Pipit is the common name for some birds of the family Motacillidae, which also includes wagtails. The family, comprising 65 species, occurs worldwide except on some oceanic islands. Only 3 species occur regularly in Canada: yellow wagtail (Motacilla flava), American pipit (Anthus rubescens) and Sprague's pipit (A. spragueii).

These small passerines (perching birds) range in length from 12 to 22 cm. Plumage varies from black, grey or brown, to olive or yellow and may be plain or streaked. Outer tail feathers are often white. The bill tends to be long, slender and pointed. Legs and toes are often long; the hind toe is elongated in most species.

Pipits and wagtails are mainly terrestrial and habitually "wag" their tails when on the ground. These birds have simple, repetitive songs, often delivered in flight, sometimes very high above the ground.

Pipits feed primarily on insects, spiders and small molluscs. They are gregarious, particularly out of breeding season.

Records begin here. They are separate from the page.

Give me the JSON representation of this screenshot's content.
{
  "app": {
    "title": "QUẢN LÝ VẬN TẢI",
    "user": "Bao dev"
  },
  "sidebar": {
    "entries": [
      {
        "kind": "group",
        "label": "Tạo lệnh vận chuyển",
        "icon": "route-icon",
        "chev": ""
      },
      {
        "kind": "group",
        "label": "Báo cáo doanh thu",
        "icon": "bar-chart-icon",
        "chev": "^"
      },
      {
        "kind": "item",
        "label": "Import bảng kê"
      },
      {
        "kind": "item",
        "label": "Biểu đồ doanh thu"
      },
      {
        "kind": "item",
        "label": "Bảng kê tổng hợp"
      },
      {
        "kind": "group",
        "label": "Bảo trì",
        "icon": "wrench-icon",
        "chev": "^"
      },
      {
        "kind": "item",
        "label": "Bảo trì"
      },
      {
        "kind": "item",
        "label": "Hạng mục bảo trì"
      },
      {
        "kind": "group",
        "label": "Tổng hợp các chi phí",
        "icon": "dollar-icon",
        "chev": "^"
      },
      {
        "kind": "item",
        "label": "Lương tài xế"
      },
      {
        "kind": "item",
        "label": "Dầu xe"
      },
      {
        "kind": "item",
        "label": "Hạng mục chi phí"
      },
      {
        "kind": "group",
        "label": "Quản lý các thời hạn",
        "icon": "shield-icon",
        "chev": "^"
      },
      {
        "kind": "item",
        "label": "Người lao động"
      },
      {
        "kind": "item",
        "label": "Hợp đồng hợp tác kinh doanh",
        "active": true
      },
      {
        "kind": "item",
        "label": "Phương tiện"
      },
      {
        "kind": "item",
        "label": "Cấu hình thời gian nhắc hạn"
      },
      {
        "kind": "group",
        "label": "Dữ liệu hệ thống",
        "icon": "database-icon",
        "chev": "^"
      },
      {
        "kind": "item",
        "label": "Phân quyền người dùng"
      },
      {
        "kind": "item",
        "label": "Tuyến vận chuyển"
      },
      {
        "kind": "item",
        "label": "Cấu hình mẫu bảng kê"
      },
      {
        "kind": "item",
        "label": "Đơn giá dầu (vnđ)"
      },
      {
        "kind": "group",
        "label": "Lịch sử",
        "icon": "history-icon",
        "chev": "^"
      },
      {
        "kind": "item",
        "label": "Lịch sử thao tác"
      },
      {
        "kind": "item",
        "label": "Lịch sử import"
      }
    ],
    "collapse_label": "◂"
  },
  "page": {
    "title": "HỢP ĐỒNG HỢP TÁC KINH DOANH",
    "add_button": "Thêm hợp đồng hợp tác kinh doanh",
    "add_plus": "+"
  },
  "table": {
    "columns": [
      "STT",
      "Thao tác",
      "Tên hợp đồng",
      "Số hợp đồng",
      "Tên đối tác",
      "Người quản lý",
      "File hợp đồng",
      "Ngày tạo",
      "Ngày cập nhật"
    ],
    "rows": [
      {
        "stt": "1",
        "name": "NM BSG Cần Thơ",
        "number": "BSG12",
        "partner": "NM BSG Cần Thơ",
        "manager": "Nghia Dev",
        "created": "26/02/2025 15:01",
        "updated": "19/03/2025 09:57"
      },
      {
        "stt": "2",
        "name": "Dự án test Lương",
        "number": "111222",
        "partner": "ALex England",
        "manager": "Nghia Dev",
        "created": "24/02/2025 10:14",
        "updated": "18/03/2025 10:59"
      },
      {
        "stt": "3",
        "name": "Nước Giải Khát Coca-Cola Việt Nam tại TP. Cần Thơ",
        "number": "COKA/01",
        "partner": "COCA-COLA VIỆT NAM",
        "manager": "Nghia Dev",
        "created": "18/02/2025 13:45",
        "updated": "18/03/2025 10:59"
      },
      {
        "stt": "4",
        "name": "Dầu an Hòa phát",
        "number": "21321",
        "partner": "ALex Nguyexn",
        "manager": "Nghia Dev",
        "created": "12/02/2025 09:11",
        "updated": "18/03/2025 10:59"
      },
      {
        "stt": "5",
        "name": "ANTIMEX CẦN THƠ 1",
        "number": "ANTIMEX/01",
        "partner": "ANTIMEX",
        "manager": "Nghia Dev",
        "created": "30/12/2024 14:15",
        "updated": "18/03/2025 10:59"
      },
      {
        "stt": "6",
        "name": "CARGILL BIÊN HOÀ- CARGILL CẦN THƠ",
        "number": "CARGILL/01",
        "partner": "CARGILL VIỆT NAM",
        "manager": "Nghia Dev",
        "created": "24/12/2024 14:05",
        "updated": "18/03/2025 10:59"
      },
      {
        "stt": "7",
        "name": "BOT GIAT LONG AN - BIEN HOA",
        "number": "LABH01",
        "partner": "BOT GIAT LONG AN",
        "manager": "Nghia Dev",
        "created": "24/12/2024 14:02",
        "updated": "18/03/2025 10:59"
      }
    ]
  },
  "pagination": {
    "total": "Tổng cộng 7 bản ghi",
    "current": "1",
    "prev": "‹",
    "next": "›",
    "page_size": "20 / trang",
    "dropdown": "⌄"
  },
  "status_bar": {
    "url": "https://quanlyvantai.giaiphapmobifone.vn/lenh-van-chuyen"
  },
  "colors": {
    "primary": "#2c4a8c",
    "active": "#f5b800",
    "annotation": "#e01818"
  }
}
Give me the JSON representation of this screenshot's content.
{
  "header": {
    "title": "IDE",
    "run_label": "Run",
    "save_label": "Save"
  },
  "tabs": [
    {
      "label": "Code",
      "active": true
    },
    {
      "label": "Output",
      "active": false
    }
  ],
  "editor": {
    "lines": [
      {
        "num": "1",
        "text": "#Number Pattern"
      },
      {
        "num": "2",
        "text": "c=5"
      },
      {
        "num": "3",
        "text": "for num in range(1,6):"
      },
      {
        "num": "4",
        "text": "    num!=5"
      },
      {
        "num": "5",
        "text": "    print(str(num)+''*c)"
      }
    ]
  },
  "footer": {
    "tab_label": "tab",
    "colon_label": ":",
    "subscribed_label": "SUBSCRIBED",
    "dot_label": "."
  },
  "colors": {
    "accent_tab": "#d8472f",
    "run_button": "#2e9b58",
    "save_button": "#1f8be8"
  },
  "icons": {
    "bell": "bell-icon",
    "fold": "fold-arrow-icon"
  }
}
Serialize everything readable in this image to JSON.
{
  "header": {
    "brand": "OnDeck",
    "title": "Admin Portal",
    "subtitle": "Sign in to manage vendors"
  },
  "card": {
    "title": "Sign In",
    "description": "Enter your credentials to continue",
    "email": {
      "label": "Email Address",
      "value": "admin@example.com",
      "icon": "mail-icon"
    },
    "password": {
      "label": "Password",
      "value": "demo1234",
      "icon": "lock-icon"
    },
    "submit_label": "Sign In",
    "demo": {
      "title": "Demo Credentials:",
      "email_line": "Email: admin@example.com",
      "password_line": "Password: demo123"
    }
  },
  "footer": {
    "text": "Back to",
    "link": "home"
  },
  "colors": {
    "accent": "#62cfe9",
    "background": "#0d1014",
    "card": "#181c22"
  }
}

The nest is a cuplike, sometimes domed, structure built on the ground, in rock cavities, walls or trees. Parents share incubation of the 2-7 speckled eggs and feeding of young.